**** The data ****

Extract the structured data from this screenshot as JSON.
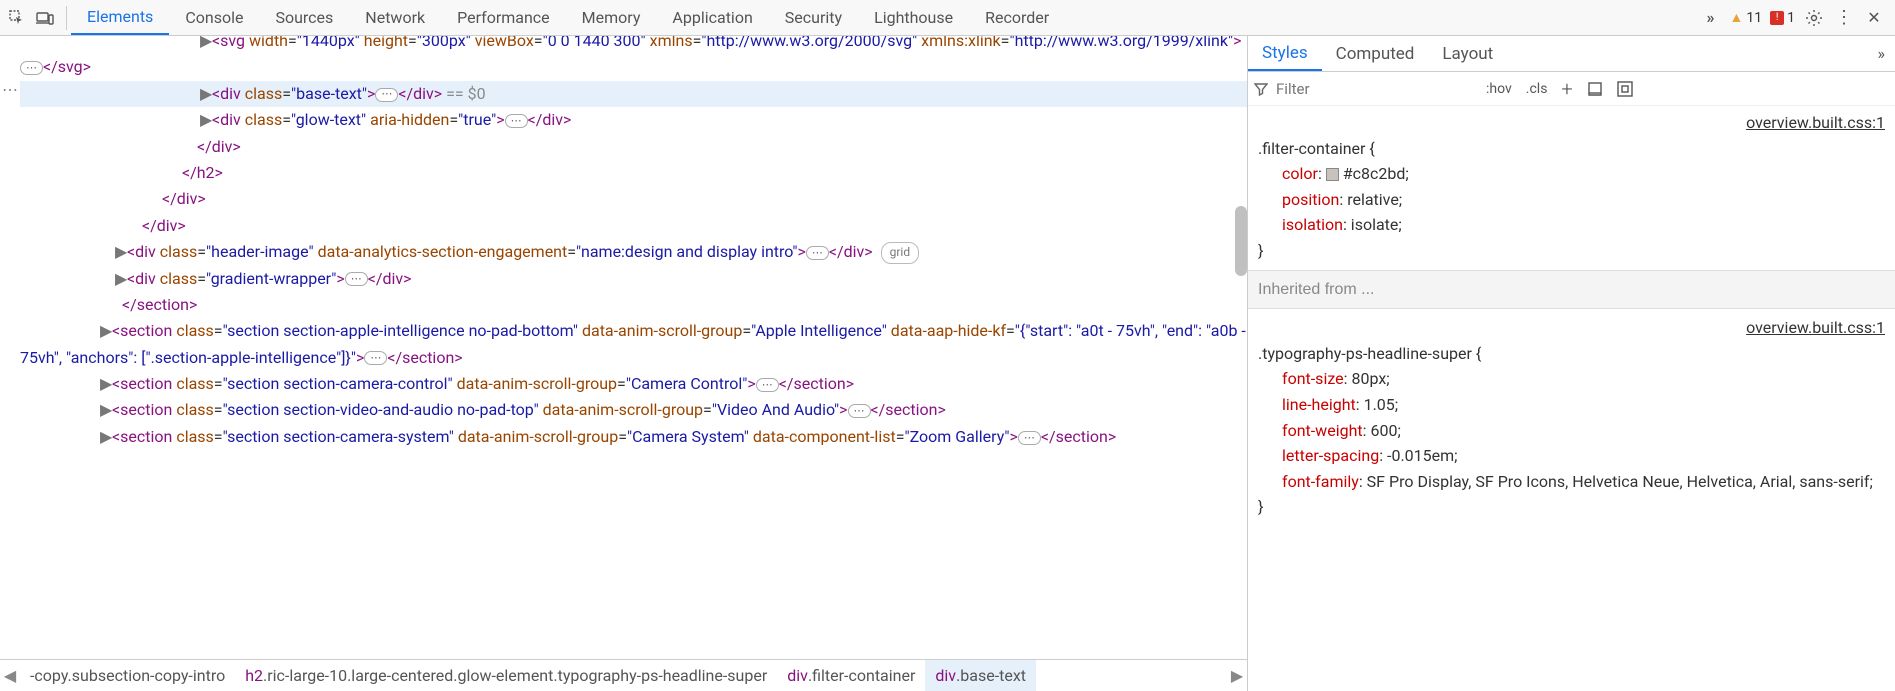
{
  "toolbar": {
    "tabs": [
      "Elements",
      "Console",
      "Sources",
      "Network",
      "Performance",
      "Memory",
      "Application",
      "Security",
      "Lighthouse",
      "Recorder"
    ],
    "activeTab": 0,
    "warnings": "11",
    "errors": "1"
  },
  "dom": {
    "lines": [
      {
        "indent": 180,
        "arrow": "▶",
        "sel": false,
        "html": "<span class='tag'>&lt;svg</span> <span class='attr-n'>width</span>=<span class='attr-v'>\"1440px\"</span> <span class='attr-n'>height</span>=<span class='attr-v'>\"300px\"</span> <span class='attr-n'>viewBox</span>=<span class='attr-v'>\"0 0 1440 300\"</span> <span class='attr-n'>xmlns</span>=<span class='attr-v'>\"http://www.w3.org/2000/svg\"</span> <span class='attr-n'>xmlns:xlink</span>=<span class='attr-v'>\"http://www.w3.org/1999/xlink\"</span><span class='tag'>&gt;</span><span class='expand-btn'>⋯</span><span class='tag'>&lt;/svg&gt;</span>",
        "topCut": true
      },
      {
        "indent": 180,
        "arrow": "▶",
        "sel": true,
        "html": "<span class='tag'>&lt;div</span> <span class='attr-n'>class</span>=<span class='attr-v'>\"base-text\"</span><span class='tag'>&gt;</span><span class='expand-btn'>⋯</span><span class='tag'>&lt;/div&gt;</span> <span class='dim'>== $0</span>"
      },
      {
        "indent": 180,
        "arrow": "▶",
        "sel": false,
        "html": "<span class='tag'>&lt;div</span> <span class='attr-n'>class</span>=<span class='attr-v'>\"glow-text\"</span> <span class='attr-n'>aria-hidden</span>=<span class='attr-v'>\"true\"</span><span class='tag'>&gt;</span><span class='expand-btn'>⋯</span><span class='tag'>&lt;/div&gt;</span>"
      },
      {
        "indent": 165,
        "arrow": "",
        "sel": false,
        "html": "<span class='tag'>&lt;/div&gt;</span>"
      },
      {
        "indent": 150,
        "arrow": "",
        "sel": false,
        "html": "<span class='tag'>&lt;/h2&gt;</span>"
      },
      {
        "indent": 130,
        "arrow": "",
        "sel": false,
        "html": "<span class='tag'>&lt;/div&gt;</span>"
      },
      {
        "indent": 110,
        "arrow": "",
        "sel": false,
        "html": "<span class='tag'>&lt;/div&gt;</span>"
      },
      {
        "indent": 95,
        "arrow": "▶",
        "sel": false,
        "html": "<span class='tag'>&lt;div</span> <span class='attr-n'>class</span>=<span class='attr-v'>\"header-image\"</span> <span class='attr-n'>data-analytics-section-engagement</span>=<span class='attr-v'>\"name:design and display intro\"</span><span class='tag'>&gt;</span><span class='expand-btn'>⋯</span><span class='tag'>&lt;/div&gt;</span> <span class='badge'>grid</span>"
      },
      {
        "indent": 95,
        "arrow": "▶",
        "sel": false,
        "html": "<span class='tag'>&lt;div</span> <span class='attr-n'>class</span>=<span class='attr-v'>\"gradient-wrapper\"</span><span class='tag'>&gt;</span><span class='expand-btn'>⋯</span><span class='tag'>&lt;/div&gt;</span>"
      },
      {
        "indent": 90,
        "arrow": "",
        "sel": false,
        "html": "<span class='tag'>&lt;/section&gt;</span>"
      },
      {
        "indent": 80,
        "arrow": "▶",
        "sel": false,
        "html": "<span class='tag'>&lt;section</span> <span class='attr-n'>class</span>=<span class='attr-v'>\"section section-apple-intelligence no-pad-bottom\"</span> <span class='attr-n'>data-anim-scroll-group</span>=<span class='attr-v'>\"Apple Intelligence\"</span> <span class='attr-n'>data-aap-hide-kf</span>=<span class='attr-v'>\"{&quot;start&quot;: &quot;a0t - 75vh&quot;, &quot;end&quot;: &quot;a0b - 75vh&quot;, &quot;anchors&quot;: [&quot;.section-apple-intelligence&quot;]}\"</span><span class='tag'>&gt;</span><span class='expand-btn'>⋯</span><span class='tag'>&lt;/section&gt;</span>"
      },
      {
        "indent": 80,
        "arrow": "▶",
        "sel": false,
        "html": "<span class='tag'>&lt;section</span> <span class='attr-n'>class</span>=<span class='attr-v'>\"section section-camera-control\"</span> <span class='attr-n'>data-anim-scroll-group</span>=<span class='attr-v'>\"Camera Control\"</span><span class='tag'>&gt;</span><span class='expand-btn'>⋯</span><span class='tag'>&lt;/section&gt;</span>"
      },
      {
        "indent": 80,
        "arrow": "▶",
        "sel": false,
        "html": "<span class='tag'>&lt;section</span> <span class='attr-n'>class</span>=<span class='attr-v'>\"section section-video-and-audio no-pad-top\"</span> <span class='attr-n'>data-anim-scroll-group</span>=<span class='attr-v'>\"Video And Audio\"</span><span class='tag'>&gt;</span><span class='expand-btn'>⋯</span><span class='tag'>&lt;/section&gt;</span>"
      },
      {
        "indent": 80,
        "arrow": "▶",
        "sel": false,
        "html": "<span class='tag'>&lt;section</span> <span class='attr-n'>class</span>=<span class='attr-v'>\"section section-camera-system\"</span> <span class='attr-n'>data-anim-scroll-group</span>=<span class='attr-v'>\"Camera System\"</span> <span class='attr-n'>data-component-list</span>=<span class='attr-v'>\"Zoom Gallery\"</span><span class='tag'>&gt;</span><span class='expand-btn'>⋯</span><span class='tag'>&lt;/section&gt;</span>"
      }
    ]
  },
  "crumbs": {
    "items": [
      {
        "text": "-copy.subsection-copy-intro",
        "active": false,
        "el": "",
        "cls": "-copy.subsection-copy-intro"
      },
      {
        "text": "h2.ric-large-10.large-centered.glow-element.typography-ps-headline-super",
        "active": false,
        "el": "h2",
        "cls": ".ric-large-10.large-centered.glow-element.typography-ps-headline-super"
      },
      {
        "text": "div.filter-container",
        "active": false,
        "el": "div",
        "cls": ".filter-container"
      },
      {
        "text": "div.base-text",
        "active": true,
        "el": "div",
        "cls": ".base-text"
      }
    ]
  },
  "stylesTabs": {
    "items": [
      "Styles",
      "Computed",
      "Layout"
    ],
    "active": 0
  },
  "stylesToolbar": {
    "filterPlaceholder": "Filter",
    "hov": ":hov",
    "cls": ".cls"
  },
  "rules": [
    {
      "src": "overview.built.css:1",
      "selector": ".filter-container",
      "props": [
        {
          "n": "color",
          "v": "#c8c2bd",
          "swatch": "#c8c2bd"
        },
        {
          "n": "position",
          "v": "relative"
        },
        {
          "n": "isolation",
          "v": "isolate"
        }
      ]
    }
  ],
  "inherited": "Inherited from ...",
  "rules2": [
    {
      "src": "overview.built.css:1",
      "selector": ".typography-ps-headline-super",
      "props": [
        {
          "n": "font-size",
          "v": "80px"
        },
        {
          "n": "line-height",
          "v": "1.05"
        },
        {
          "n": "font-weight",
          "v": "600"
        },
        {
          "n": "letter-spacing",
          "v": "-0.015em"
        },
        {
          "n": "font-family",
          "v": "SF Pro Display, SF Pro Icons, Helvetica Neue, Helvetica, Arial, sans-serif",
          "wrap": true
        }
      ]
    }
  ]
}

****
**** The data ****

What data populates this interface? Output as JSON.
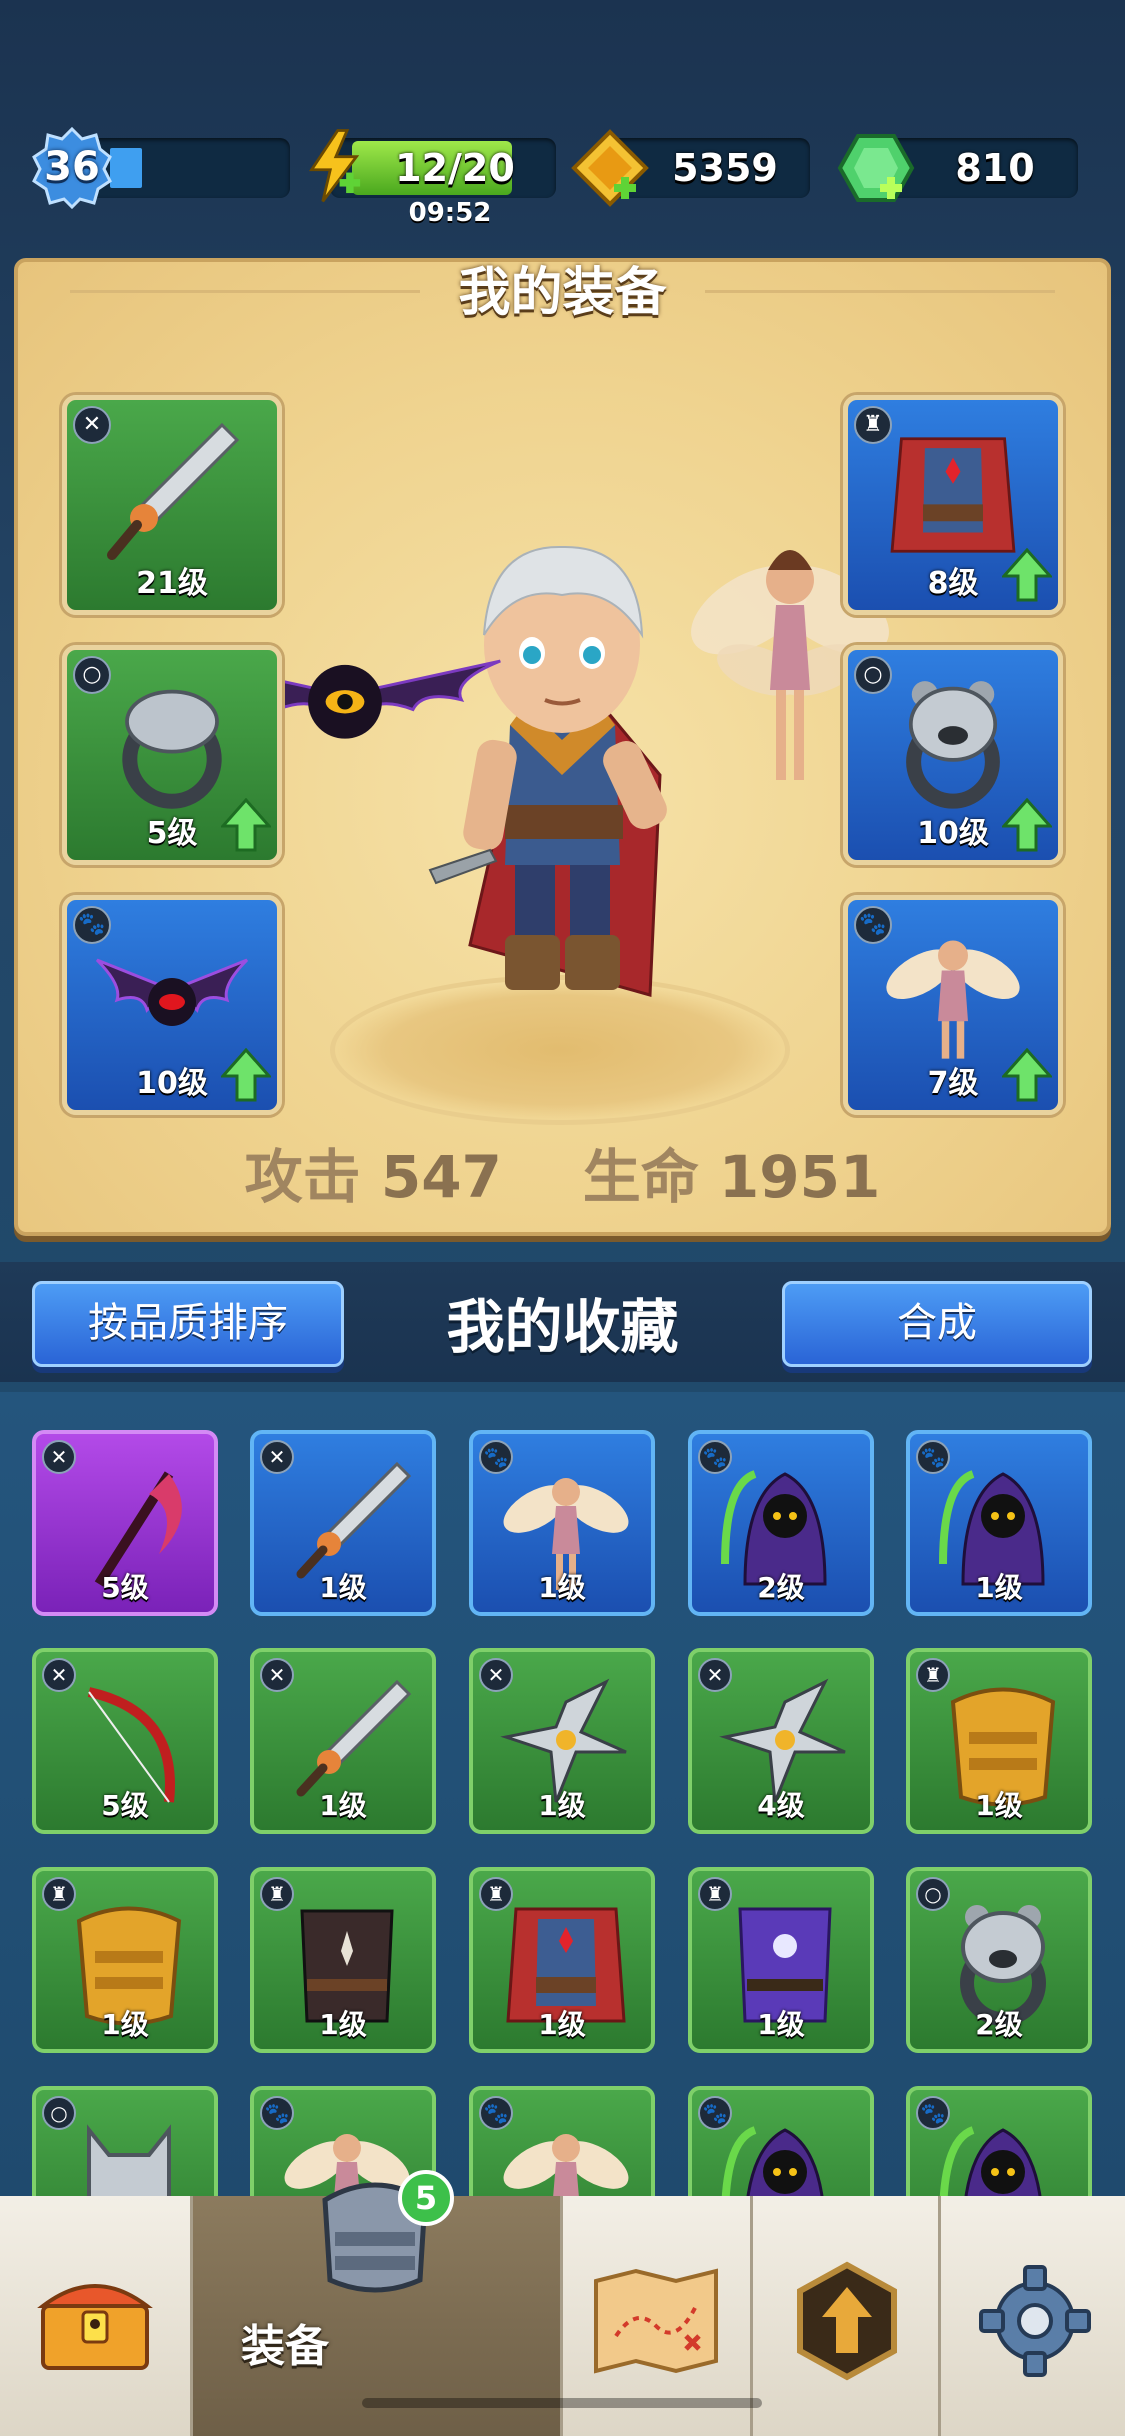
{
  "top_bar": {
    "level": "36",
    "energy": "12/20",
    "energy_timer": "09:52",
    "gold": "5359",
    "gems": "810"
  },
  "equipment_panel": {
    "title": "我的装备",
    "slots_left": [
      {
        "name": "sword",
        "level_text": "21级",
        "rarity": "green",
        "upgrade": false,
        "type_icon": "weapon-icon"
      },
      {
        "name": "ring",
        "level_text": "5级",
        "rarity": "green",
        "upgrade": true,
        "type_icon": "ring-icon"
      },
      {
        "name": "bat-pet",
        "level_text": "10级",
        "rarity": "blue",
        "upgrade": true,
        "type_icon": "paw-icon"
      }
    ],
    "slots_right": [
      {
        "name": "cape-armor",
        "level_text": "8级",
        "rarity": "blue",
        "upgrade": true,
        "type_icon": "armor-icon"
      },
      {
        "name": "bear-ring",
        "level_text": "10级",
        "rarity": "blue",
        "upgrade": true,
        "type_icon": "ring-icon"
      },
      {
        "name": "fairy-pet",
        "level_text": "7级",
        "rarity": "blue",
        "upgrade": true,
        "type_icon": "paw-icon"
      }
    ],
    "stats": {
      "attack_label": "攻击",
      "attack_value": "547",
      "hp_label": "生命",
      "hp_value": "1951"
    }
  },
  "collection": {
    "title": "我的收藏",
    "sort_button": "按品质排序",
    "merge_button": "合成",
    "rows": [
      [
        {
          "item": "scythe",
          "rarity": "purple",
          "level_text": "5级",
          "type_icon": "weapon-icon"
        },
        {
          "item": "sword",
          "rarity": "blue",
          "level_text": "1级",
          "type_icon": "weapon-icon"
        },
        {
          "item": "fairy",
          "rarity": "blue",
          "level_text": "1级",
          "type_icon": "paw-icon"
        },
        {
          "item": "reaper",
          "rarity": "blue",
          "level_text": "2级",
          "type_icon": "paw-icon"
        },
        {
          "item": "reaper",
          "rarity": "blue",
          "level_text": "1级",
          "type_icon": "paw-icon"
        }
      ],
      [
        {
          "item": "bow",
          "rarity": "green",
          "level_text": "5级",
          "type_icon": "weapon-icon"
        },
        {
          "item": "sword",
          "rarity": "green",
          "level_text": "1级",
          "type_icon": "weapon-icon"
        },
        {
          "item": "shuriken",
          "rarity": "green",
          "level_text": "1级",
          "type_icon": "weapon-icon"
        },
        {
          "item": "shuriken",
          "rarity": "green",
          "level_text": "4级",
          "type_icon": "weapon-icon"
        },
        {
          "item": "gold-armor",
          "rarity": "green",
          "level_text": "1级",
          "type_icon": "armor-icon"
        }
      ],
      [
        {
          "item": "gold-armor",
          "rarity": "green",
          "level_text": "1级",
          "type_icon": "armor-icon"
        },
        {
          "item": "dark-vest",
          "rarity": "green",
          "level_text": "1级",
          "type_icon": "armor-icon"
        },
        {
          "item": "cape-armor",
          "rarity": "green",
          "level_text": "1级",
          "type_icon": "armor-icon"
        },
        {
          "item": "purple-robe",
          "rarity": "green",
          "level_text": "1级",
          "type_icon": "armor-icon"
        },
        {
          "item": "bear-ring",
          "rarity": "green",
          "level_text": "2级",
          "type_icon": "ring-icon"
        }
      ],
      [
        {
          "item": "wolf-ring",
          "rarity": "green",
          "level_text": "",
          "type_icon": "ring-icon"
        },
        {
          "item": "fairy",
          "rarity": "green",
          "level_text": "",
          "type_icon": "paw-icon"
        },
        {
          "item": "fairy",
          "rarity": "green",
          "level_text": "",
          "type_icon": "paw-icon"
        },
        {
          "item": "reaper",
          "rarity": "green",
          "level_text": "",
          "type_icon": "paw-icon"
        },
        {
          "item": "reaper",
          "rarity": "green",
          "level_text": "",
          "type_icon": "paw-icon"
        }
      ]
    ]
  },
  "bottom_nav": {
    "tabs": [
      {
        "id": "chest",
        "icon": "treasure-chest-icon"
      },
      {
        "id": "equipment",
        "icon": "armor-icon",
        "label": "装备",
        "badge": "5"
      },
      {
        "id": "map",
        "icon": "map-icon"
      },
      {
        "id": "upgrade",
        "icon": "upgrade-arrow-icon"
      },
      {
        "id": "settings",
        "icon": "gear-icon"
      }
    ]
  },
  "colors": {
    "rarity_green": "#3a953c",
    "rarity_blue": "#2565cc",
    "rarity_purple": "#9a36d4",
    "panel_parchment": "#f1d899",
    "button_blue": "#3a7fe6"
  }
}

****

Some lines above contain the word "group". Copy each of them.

Answer to the exercise -
        "html": "<span class='tag'>&lt;section</span> <span class='attr-n'>class</span>=<span class='attr-v'>\"section section-apple-intelligence no-pad-bottom\"</span> <span class='attr-n'>data-anim-scroll-group</span>=<span class='attr-v'>\"Apple Intelligence\"</span> <span class='attr-n'>data-aap-hide-kf</span>=<span class='attr-v'>\"{&quot;start&quot;: &quot;a0t - 75vh&quot;, &quot;end&quot;: &quot;a0b - 75vh&quot;, &quot;anchors&quot;: [&quot;.section-apple-intelligence&quot;]}\"</span><span class='tag'>&gt;</span><span class='expand-btn'>⋯</span><span class='tag'>&lt;/section&gt;</span>"
        "html": "<span class='tag'>&lt;section</span> <span class='attr-n'>class</span>=<span class='attr-v'>\"section section-camera-control\"</span> <span class='attr-n'>data-anim-scroll-group</span>=<span class='attr-v'>\"Camera Control\"</span><span class='tag'>&gt;</span><span class='expand-btn'>⋯</span><span class='tag'>&lt;/section&gt;</span>"
        "html": "<span class='tag'>&lt;section</span> <span class='attr-n'>class</span>=<span class='attr-v'>\"section section-video-and-audio no-pad-top\"</span> <span class='attr-n'>data-anim-scroll-group</span>=<span class='attr-v'>\"Video And Audio\"</span><span class='tag'>&gt;</span><span class='expand-btn'>⋯</span><span class='tag'>&lt;/section&gt;</span>"
        "html": "<span class='tag'>&lt;section</span> <span class='attr-n'>class</span>=<span class='attr-v'>\"section section-camera-system\"</span> <span class='attr-n'>data-anim-scroll-group</span>=<span class='attr-v'>\"Camera System\"</span> <span class='attr-n'>data-component-list</span>=<span class='attr-v'>\"Zoom Gallery\"</span><span class='tag'>&gt;</span><span class='expand-btn'>⋯</span><span class='tag'>&lt;/section&gt;</span>"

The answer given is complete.